Material for this exercise >>

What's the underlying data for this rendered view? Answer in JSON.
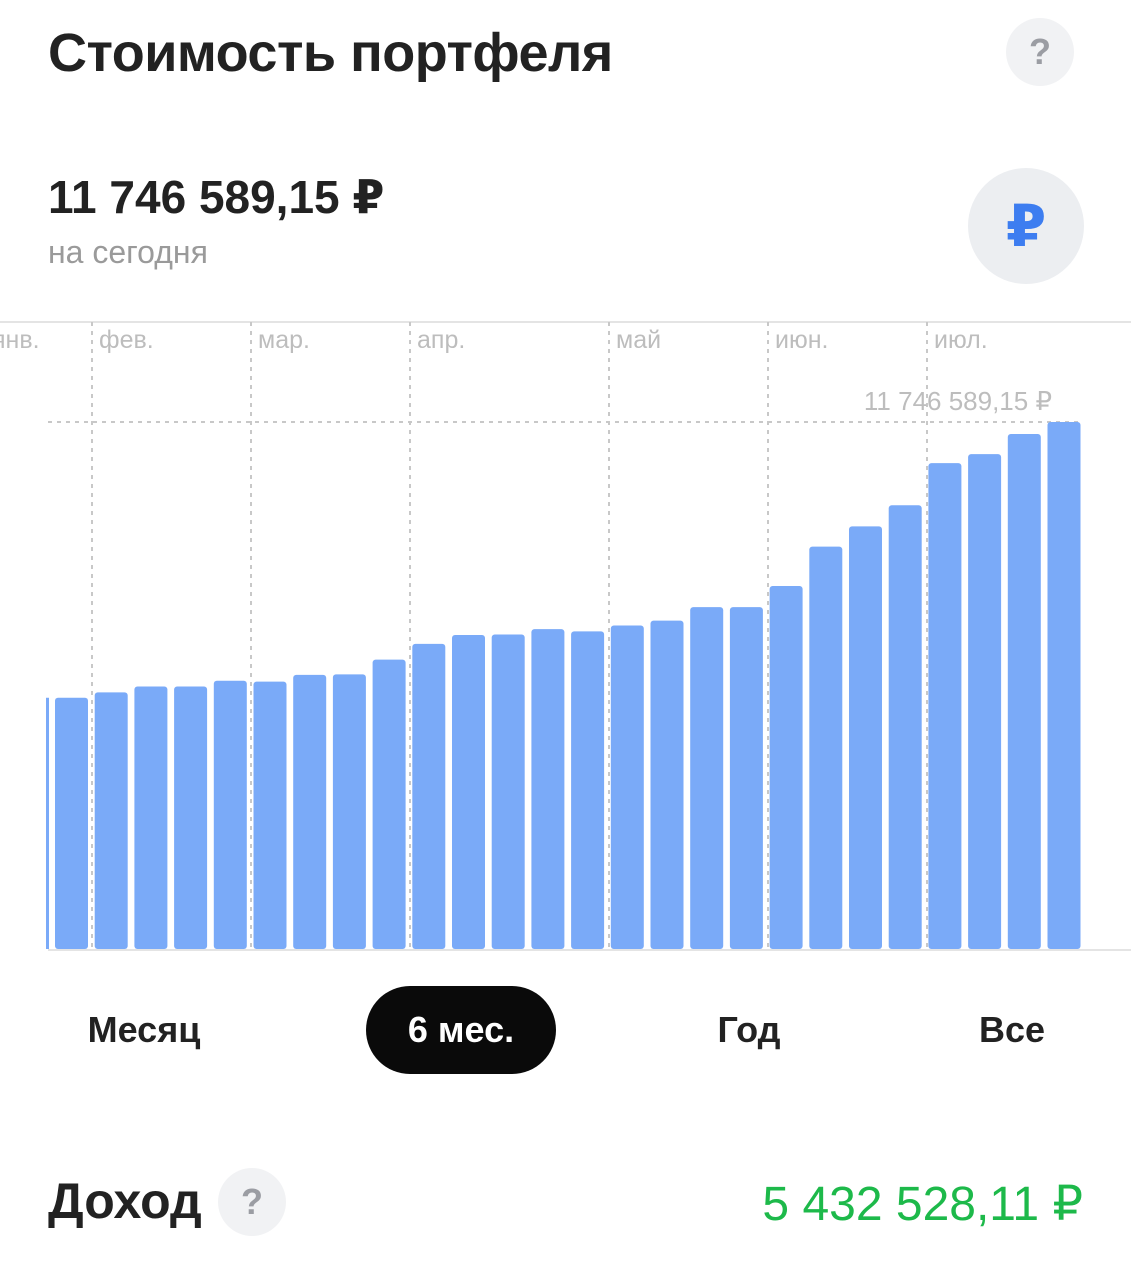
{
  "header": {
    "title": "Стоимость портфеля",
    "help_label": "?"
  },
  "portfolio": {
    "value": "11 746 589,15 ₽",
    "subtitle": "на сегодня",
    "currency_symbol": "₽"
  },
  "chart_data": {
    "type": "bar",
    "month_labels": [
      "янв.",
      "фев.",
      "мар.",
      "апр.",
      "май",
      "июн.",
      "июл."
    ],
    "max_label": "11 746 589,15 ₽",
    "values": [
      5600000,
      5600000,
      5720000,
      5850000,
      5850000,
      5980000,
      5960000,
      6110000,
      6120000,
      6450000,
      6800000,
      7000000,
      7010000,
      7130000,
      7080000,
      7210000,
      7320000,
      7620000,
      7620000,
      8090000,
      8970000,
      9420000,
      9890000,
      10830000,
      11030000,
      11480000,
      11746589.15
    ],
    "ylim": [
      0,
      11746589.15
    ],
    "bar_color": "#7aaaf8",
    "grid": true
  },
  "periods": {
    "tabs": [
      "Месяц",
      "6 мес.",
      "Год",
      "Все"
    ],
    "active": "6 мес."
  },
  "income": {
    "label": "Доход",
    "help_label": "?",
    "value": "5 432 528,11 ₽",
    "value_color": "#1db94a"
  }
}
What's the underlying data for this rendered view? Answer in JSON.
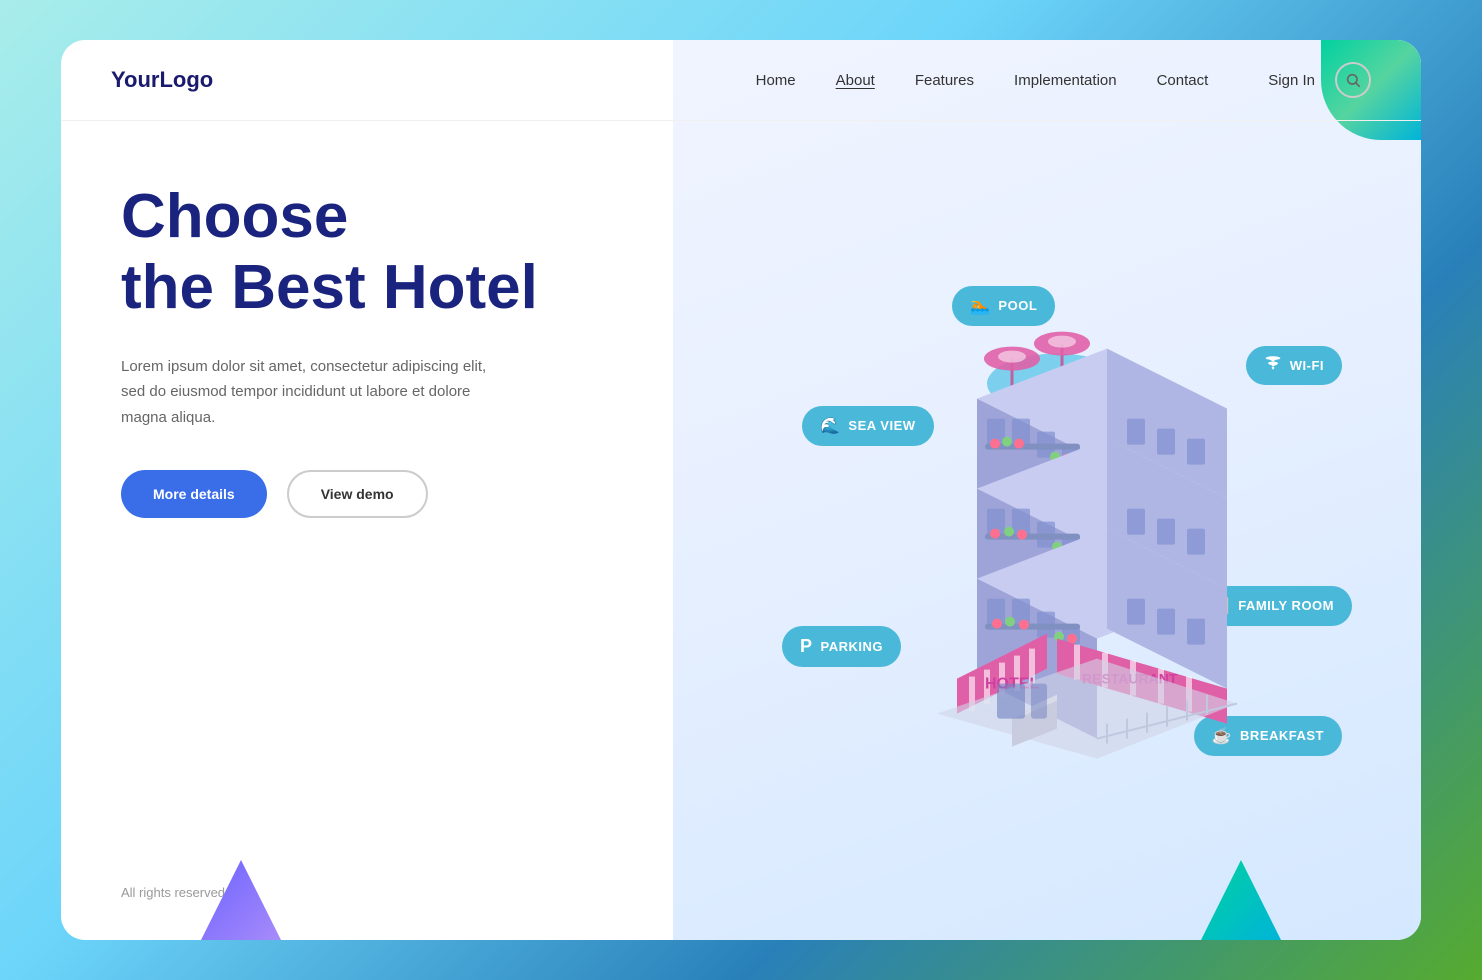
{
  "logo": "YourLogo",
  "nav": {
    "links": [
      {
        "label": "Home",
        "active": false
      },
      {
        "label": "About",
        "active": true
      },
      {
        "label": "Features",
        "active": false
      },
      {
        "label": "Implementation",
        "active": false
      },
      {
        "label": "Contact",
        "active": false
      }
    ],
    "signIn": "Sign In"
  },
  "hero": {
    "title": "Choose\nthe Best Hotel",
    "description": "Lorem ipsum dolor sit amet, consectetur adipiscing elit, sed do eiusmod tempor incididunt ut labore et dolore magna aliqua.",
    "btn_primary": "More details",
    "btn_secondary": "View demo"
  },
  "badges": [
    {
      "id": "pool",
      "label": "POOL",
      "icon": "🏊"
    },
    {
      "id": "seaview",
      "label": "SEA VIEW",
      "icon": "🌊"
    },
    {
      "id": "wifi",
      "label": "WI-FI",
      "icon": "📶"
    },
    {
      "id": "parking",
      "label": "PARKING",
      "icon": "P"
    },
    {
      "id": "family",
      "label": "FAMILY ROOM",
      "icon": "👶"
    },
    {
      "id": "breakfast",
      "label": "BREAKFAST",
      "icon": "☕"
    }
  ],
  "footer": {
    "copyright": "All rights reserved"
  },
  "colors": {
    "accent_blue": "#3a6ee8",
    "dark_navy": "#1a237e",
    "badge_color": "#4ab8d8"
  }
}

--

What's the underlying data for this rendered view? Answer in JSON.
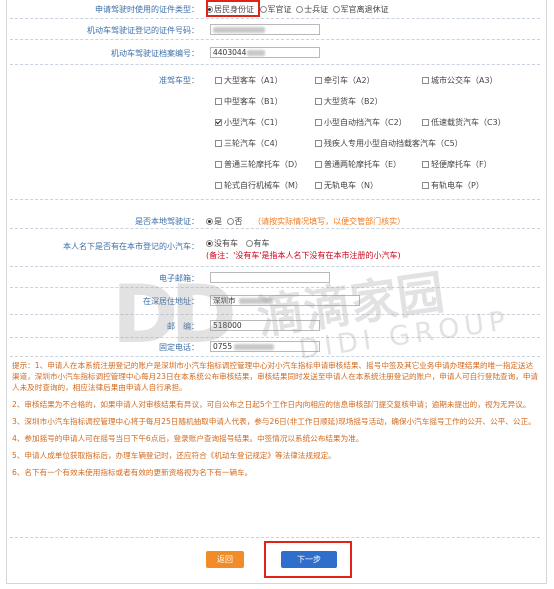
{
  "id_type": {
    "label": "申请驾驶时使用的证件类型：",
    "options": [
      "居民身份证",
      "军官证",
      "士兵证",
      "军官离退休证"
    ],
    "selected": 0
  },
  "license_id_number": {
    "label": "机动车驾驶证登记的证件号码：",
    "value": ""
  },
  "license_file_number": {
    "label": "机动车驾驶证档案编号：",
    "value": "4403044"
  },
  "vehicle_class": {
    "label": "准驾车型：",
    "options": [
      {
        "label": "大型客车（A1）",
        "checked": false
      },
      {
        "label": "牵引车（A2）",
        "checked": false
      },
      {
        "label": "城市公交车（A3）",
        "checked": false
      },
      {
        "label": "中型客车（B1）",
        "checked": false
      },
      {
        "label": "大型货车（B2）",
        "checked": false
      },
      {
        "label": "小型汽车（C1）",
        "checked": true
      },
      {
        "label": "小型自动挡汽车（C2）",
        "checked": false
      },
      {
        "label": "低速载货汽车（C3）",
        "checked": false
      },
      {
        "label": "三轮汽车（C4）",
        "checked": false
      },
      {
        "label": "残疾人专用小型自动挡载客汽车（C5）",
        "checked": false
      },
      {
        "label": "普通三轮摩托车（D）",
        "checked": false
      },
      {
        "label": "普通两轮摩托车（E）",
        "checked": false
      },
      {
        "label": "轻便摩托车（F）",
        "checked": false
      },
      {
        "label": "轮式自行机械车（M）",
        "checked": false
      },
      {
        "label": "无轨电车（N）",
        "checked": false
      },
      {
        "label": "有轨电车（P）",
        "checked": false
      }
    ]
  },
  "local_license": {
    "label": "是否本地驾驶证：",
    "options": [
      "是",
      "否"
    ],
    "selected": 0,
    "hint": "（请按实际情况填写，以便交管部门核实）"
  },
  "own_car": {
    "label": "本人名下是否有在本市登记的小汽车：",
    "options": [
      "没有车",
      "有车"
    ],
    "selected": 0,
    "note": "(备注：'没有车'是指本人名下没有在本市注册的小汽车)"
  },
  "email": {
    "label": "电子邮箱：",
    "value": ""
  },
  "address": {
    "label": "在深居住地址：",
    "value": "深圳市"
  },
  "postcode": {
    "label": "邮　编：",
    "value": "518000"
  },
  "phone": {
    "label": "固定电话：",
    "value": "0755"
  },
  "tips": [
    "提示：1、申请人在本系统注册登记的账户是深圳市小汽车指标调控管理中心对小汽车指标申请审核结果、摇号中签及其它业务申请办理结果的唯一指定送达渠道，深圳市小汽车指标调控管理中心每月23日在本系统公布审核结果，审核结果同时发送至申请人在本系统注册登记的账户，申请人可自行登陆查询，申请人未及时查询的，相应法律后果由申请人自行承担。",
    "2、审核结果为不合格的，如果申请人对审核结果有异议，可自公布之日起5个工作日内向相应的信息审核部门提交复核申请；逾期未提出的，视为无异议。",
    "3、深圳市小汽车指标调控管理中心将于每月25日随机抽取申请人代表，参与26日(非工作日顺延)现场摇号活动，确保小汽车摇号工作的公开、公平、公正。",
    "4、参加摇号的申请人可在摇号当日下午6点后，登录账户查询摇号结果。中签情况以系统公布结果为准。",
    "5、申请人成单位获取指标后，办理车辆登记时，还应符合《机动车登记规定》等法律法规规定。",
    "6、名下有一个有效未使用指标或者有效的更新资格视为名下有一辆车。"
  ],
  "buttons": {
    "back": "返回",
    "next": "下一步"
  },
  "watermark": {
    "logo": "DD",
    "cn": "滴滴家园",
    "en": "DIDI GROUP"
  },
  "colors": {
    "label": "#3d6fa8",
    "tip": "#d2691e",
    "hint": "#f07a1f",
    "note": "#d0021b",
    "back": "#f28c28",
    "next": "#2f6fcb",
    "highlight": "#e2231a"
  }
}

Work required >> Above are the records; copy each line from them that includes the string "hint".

Task answer >>
    "hint": "（请按实际情况填写，以便交管部门核实）"
    "hint": "#f07a1f",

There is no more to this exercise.